Mary: And there was a difference so there were things good and bad, but I liked the one that was ocean aged a little bit better and so did the wine maker.
Paul: Well, that's great. Hey, it's a great experiment, regardless
Mary: You know, it's kind of a fun story
Paul: It is a fun story
Mary: If you can have fun with wine, why not
Paul: Should be fun. One of the other articles about your travels with with Chile one of my destinations here soon and my first question, before we go into the wine part, and I ask this of all Chile who come, indigenous or not. I go why, how and who decided that Chile gets this little narrow strip all the way down to the length of Central America, and Argentina gets this huge area and clearly divided at the top of the Andes but why? And I've gotten political answers, I've gotten religious answers. If I haven't got an answer, I buy it
Mary: I don't know
Paul: You don't know that one?
Paul: Well, we've got this
Mary: What's it's interesting about Chile is coming wisdom was that, differences, it was more important, the north south orientation, or as you went from north to south, that was the bigger influence on the grapes and the vineyards, the east west, or west east I should say, going from the Andes to the ocean. They're finding now that there's a bigger variation and bigger influence of vineyards that are in the western side versus toward the oceans. That is becoming more and more of an important factor, where they are planting the varietals and all of that and it was north to south
Paul: Well, that makes, I mean that makes great climate.
Mary: great climate, soil and stuff
Paul: However, I think you will agree that salter wines are distinctly different from wines grown toward the south of the ozone
Mary: Yeah, absolutely
Paul: You know, there's some aging factor there
Paul: This is, I don't know if I poured you a glass or not
Mary: This is it
Paul: Ok. This is one of our special, this is a 2005
Paul: And it sells for $40 at wine.com, we sell it for 19, exact same vintage, the exact same blend.
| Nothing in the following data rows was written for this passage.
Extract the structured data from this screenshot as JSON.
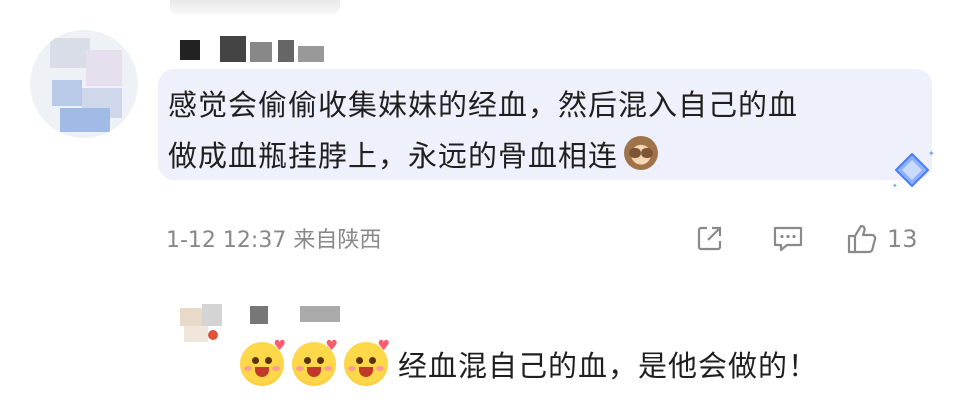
{
  "comment": {
    "text_line1": "感觉会偷偷收集妹妹的经血，然后混入自己的血",
    "text_line2": "做成血瓶挂脖上，永远的骨血相连",
    "emoji": "monkey-covering-eyes",
    "meta": "1-12 12:37 来自陕西",
    "like_count": "13"
  },
  "reply": {
    "emojis": [
      "blushing-face-with-hearts",
      "blushing-face-with-hearts",
      "blushing-face-with-hearts"
    ],
    "text": "经血混自己的血，是他会做的！"
  },
  "colors": {
    "bubble": "#eef1fb",
    "meta": "#888888",
    "emoji_yellow": "#ffd84a"
  }
}
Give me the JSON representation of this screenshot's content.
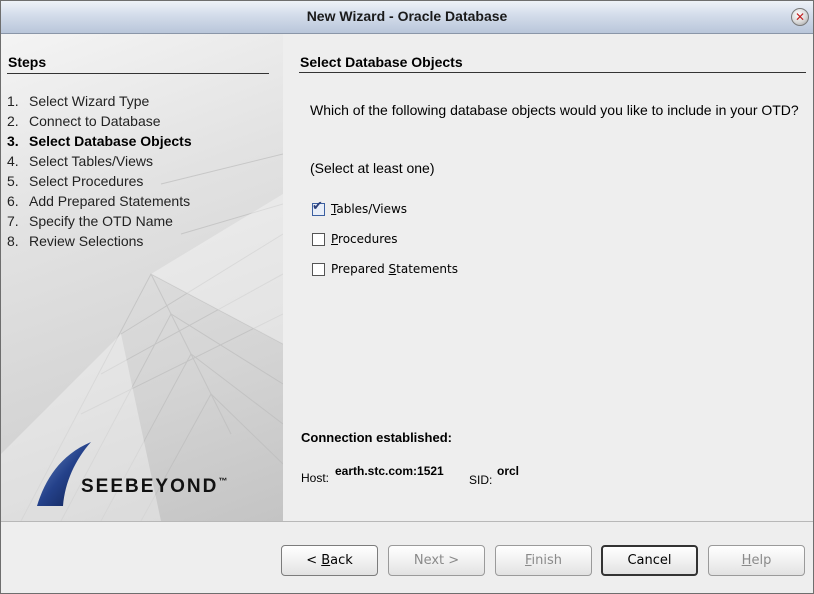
{
  "window": {
    "title": "New Wizard - Oracle Database"
  },
  "steps": {
    "heading": "Steps",
    "items": [
      {
        "num": "1.",
        "label": "Select Wizard Type"
      },
      {
        "num": "2.",
        "label": "Connect to Database"
      },
      {
        "num": "3.",
        "label": "Select Database Objects"
      },
      {
        "num": "4.",
        "label": "Select Tables/Views"
      },
      {
        "num": "5.",
        "label": "Select Procedures"
      },
      {
        "num": "6.",
        "label": "Add Prepared Statements"
      },
      {
        "num": "7.",
        "label": "Specify the OTD Name"
      },
      {
        "num": "8.",
        "label": "Review Selections"
      }
    ],
    "active_index": 2,
    "logo_text": "SEEBEYOND",
    "logo_tm": "™"
  },
  "content": {
    "title": "Select Database Objects",
    "question": "Which of the following database objects would you like to include in your OTD?",
    "hint": "(Select at least one)",
    "options": [
      {
        "pre": "",
        "mnemonic": "T",
        "post": "ables/Views",
        "checked": true
      },
      {
        "pre": "",
        "mnemonic": "P",
        "post": "rocedures",
        "checked": false
      },
      {
        "pre": "Prepared ",
        "mnemonic": "S",
        "post": "tatements",
        "checked": false
      }
    ],
    "connection": {
      "heading": "Connection established:",
      "host_label": "Host:",
      "host_value": "earth.stc.com:1521",
      "sid_label": "SID:",
      "sid_value": "orcl"
    }
  },
  "buttons": {
    "back": {
      "pre": "< ",
      "mnemonic": "B",
      "post": "ack"
    },
    "next": {
      "label": "Next >"
    },
    "finish": {
      "mnemonic": "F",
      "post": "inish"
    },
    "cancel": {
      "label": "Cancel"
    },
    "help": {
      "mnemonic": "H",
      "post": "elp"
    }
  },
  "colors": {
    "titlebar": "#c9d3e3",
    "background": "#eeeeee",
    "close_x": "#c02020"
  }
}
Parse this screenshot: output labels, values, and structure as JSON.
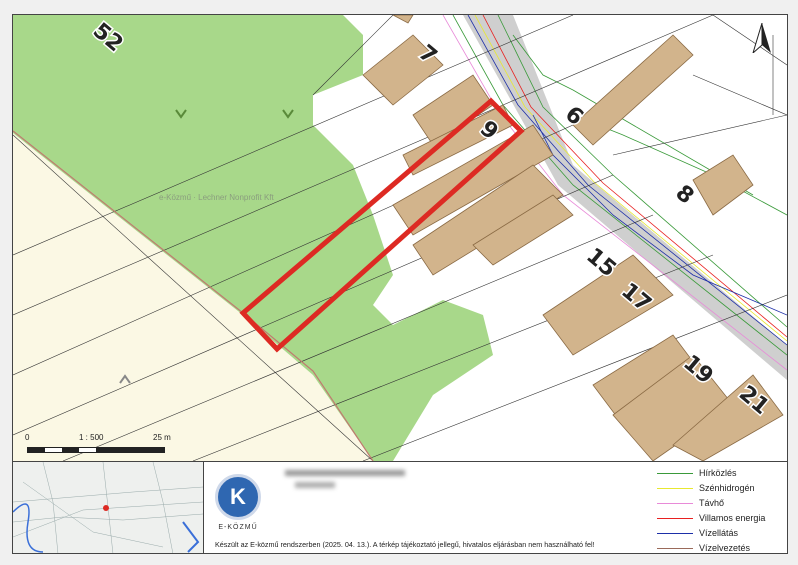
{
  "map": {
    "parcel_numbers": [
      {
        "label": "52",
        "id": "parcel-52"
      },
      {
        "label": "7",
        "id": "parcel-7"
      },
      {
        "label": "9",
        "id": "parcel-9"
      },
      {
        "label": "6",
        "id": "parcel-6"
      },
      {
        "label": "8",
        "id": "parcel-8"
      },
      {
        "label": "15",
        "id": "parcel-15"
      },
      {
        "label": "17",
        "id": "parcel-17"
      },
      {
        "label": "19",
        "id": "parcel-19"
      },
      {
        "label": "21",
        "id": "parcel-21"
      }
    ],
    "watermark": "e-Közmű · Lechner Nonprofit Kft",
    "colors": {
      "green_area": "#a8d88a",
      "field": "#fbf8e4",
      "building": "#d2b48c",
      "building_stroke": "#8a6a44",
      "road": "#c8c8c8",
      "highlight": "#dd2a23"
    }
  },
  "scale": {
    "zero": "0",
    "ratio": "1 : 500",
    "length": "25 m"
  },
  "logo": {
    "letter": "K",
    "name": "E-KÖZMŰ"
  },
  "disclaimer": "Készült az E-közmű rendszerben (2025. 04. 13.). A térkép tájékoztató jellegű, hivatalos eljárásban nem használható fel!",
  "legend": [
    {
      "label": "Hírközlés",
      "color": "#3a9a3a"
    },
    {
      "label": "Szénhidrogén",
      "color": "#e8e830"
    },
    {
      "label": "Távhő",
      "color": "#e88ad8"
    },
    {
      "label": "Villamos energia",
      "color": "#e82020"
    },
    {
      "label": "Vízellátás",
      "color": "#1d2fa8"
    },
    {
      "label": "Vízelvezetés",
      "color": "#9a6a5a"
    }
  ]
}
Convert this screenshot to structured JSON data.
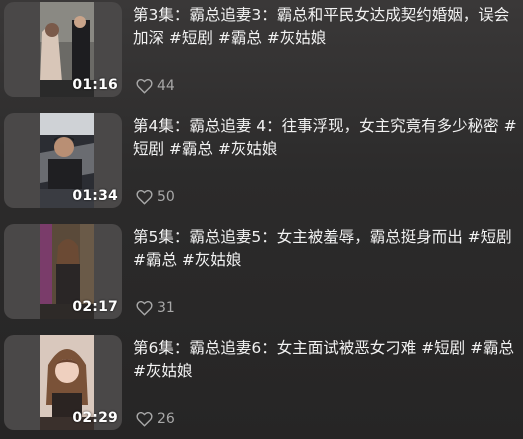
{
  "episodes": [
    {
      "title": "第3集：霸总追妻3：霸总和平民女达成契约婚姻，误会加深 #短剧 #霸总 #灰姑娘",
      "duration": "01:16",
      "likes": "44"
    },
    {
      "title": "第4集：霸总追妻 4：往事浮现，女主究竟有多少秘密 #短剧 #霸总 #灰姑娘",
      "duration": "01:34",
      "likes": "50"
    },
    {
      "title": "第5集：霸总追妻5：女主被羞辱，霸总挺身而出 #短剧 #霸总 #灰姑娘",
      "duration": "02:17",
      "likes": "31"
    },
    {
      "title": "第6集：霸总追妻6：女主面试被恶女刁难 #短剧 #霸总 #灰姑娘",
      "duration": "02:29",
      "likes": "26"
    }
  ],
  "icons": {
    "like": "heart-outline-icon"
  },
  "colors": {
    "title_text": "#f2f2f2",
    "meta_text": "#a8a8a8",
    "thumb_bg": "#4a4848"
  }
}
This is sort of a Bordeaux blend, you know, blends back in Merlot but this is one of the softer, more dynamic, more complex most chilling wine I've had. I just flipped over it and the chance to offer it at a substantial discount, it was great. Ever had a Euraca?
Mary: Fantastic. No I haven't.
Paul: It's, the importer is…hard to read because my eyes are so bad.
Mary: Yeah. __________ in 05, it's still very fresh
Paul: Yeah, it's very
Mary: It has lots of fruit
Paul: Well, I love it. Malbec has so many different flavours to it and this one, more Bordeaux like, and the rest from there. You know it's very interesting people don't know Malbec really is a Bordeaux varietal, become the darling of Argentina.
Mary: It really has, it found its home there, people are doing great things with it. We had, it ages on its own really, really well. We had some beautiful wines from Catena 2000
Paul: That was a great one.
Mary: now oh gosh, yeah very nice
Paul: Well actually, let me show you something, these are, I found these in the cellar I told you about. This is my dad featured this wine which is now a main stream wine but this is the 1983
Paul: This does look a little ______. Then the Lus Vascus
Paul: Which I think this is the first vintage that the field made, that the company made
Mary: Right, right.
Paul: I think 87 was the last vintage that the old Vascus family. And so we tasted these recently 30 years after them and still incredibly sound.